* RECORDS SHOWN
+ + + + + + +

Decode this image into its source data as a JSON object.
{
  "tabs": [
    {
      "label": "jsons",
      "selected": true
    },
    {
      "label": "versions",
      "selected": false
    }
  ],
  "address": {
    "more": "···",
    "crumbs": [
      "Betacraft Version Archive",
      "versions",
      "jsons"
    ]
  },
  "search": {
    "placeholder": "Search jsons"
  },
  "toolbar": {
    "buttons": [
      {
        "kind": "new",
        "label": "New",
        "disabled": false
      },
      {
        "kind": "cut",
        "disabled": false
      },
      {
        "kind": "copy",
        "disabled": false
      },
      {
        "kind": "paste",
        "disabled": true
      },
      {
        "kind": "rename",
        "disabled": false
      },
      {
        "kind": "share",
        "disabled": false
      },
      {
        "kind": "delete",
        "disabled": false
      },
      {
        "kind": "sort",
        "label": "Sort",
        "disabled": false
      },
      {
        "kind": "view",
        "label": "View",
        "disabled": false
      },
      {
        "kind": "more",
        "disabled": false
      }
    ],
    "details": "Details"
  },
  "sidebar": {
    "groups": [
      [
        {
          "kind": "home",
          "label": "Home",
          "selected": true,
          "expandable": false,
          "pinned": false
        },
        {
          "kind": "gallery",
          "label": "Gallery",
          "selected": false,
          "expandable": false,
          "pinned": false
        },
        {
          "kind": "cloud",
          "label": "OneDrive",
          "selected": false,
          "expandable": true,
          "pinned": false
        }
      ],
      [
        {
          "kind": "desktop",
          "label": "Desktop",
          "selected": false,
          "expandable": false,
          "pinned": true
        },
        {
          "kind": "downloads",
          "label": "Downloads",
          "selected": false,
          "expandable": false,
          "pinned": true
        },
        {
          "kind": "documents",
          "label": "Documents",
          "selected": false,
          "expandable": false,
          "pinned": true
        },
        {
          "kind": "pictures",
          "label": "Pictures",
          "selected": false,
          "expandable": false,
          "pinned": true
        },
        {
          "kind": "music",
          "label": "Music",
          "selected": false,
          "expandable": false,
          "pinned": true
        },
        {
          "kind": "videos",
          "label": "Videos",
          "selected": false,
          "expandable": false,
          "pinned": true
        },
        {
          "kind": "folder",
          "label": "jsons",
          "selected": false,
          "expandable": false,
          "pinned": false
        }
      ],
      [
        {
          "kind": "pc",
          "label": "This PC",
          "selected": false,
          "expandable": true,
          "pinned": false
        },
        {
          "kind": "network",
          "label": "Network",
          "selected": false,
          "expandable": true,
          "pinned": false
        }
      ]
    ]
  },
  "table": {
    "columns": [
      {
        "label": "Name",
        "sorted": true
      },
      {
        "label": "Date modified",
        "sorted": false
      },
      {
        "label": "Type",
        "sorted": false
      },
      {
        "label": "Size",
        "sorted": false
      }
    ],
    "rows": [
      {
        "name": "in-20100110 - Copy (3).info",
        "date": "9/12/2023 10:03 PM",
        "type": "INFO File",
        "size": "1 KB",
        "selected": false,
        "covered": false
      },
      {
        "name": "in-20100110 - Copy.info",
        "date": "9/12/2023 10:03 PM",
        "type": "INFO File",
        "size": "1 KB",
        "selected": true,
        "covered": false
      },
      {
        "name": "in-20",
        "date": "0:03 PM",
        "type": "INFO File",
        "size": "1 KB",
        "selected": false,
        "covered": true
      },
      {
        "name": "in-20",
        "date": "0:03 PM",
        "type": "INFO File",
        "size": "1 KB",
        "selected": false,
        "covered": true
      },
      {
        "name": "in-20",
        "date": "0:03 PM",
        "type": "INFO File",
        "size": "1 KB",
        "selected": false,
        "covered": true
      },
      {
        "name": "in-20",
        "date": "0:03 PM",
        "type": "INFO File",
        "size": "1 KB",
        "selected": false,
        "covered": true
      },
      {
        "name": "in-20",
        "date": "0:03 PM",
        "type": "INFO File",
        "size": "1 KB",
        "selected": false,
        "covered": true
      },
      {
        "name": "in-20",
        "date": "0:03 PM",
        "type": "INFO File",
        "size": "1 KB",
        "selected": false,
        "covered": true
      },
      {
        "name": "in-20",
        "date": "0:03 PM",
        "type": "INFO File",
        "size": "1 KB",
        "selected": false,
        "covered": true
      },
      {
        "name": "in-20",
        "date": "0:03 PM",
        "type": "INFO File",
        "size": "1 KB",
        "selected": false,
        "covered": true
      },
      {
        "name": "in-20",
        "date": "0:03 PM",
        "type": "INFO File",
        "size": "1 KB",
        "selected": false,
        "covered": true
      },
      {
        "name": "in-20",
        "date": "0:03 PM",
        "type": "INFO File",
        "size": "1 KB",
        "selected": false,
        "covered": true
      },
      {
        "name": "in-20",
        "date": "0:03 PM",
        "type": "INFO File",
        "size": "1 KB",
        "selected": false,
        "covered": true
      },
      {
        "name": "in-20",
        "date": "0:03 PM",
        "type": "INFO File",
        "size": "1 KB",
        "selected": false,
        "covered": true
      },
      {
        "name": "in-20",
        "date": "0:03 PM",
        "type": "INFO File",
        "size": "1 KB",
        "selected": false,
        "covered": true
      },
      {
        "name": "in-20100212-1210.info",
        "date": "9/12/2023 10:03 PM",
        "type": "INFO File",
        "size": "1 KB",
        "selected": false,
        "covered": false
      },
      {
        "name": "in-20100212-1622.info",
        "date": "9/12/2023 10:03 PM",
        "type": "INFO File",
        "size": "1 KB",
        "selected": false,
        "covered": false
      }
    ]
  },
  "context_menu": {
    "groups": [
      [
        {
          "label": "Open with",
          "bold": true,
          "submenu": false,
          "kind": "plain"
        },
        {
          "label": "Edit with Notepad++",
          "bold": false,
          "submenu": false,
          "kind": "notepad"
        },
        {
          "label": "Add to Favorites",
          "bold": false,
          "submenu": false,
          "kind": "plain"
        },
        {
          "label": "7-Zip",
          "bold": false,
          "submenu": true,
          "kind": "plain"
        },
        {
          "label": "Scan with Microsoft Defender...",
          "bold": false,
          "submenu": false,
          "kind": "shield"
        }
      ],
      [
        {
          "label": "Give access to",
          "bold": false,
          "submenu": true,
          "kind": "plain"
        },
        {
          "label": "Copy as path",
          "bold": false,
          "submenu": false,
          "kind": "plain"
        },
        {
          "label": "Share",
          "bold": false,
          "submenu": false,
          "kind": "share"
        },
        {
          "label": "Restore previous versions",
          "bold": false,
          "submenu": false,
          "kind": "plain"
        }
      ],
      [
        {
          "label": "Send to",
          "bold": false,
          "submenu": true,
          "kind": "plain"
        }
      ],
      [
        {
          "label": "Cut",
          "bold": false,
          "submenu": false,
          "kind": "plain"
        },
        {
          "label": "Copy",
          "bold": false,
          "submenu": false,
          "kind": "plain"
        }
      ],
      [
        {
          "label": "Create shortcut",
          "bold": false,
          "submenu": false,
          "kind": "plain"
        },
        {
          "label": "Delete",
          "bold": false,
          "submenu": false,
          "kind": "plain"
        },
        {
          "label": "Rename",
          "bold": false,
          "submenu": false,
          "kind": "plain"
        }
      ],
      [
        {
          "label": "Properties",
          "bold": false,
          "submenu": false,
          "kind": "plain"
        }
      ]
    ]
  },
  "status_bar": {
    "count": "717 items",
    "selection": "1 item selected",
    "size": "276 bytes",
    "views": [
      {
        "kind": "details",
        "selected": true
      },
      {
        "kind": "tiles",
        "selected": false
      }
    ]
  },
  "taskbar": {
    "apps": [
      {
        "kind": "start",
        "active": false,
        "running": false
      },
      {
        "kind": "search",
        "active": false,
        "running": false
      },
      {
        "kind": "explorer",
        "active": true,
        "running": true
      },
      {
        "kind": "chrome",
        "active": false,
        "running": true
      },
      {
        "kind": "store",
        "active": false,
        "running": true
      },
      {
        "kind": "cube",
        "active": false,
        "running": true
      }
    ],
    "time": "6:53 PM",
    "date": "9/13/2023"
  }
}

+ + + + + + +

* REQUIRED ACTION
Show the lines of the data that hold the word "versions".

* FINAL ANSWER
      "label": "versions",
      "versions",
          "label": "Restore previous versions",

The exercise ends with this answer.